Staff Sgt. Wilfredo Egipciaco Jr., 40, passed away Feb. 1 in Vaihingen.
The native of Paterson, N.J., was driving to work after physical training, said he felt ill and asked his companion to drive. After getting out of the car, he collapsed and later died, according to Army Lt. Col. Holly Silkman, SOCEUR public affairs officer.
The cause of his death has not been determined.
Egipciaco was assigned to the 112th Signal Battalion (Airborne) SOCEUR Signal Detachment. He was a single radio operator and maintainer, having reclassified in 2008 after 13 years as an infantryman. A paratrooper with deployments to both Iraq and Afghanistan under his belt, Egipciaco had been assigned to Stuttgart for three years.
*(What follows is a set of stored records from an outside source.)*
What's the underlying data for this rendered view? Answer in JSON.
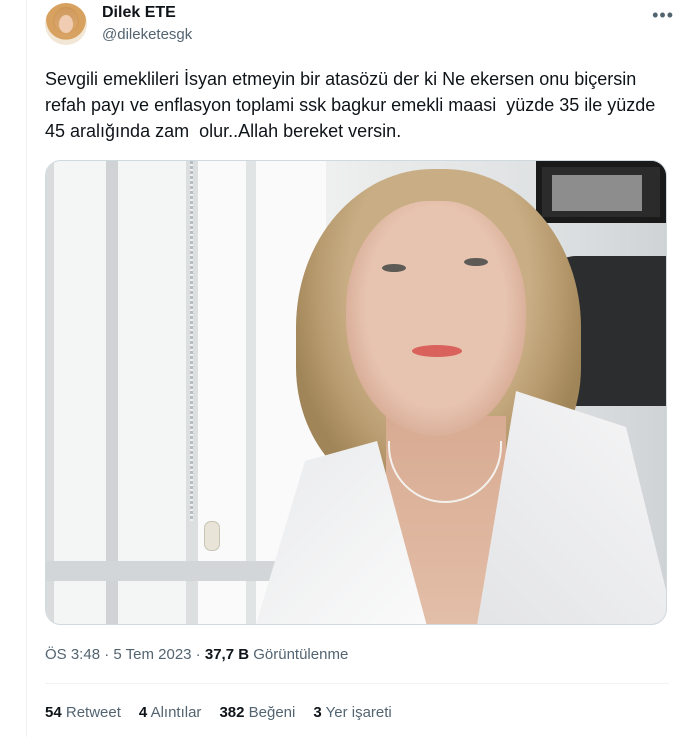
{
  "author": {
    "name": "Dilek ETE",
    "handle": "@dileketesgk"
  },
  "menu_icon": "more-horizontal-icon",
  "tweet": {
    "text": "Sevgili emeklileri İsyan etmeyin bir atasözü der ki Ne ekersen onu biçersin refah payı ve enflasyon toplami ssk bagkur emekli maasi  yüzde 35 ile yüzde 45 aralığında zam  olur..Allah bereket versin."
  },
  "meta": {
    "time": "ÖS 3:48",
    "date": "5 Tem 2023",
    "views_count": "37,7 B",
    "views_label": "Görüntülenme",
    "sep1": " · ",
    "sep2": " · "
  },
  "stats": {
    "retweets_count": "54",
    "retweets_label": "Retweet",
    "quotes_count": "4",
    "quotes_label": "Alıntılar",
    "likes_count": "382",
    "likes_label": "Beğeni",
    "bookmarks_count": "3",
    "bookmarks_label": "Yer işareti"
  },
  "colors": {
    "text": "#0f1419",
    "secondary": "#536471",
    "border": "#cfd9de"
  }
}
The Patch Chapel, its stained glass windows reflecting the vibrant blue background of Egipciaco’s portrait near the altar, was filled with friends and colleagues gathered to share in his memory.
Staff Sgt. “E,” as he was affectionately known, was someone to be counted on, said Capt. Matthew Songy, the signal detachment commander, as he gave his tribute. “I relied upon him for his maturity, experience and judgment.”
Songy said he was an outstanding technician, an expert trainer and thrived under pressure.“But perhaps his most important trait as a Soldier, and the one that had the greatest impact on the detachment, were his skills as a leader.” Egipciaco lived up to every ideal expressed in the noncommissioned officer creed, Songy said.
Sgt. 1st Class Donnie Gill, the detachment platoon sergeant, was visibly emotional as he delivered the eulogy, pausing long between sentences to compose himself.
“He could manage and motivate Soldiers like no other in the detachment. Will had a way with Soldiers that was sometimes like a father, a brother, a friend, and if need be, a warden,” Gill said.
Fellow Soldier and team sergeant, Staff Sgt. Joseph Gibbs, knew “E” for three years. They met at Fort Gordon, Ga., where Gibbs was an instructor and Egipciaco was reclassifying.
“He was definitely an outstanding NCO. He always put his team first before himself, Gibbs said a few days after the memorial service. Gill described Egipciaco as dedicated to the military and each unit he was assigned to … a Soldier’s Soldier. “He was doing what he loved to do,” Gibbs said. On a personal note, “He was a great dude to have around — a great listener,” he added.
The service included the paratrooper’s prayer, a bagpipe rendition of “Amazing Grace,” the firing of volleys and a lone bugler playing taps.
Egipciaco is survived by sons Kephrin Egipciaco, 17, of Pompton Lakes, N.J., Kalum Egipciaco, 12, of West Freeport, Fla., and daughter Estelle Mary Jones, 6, of Oceanside, Calif. He was buried Feb. 13 in Wrightstown, N.J.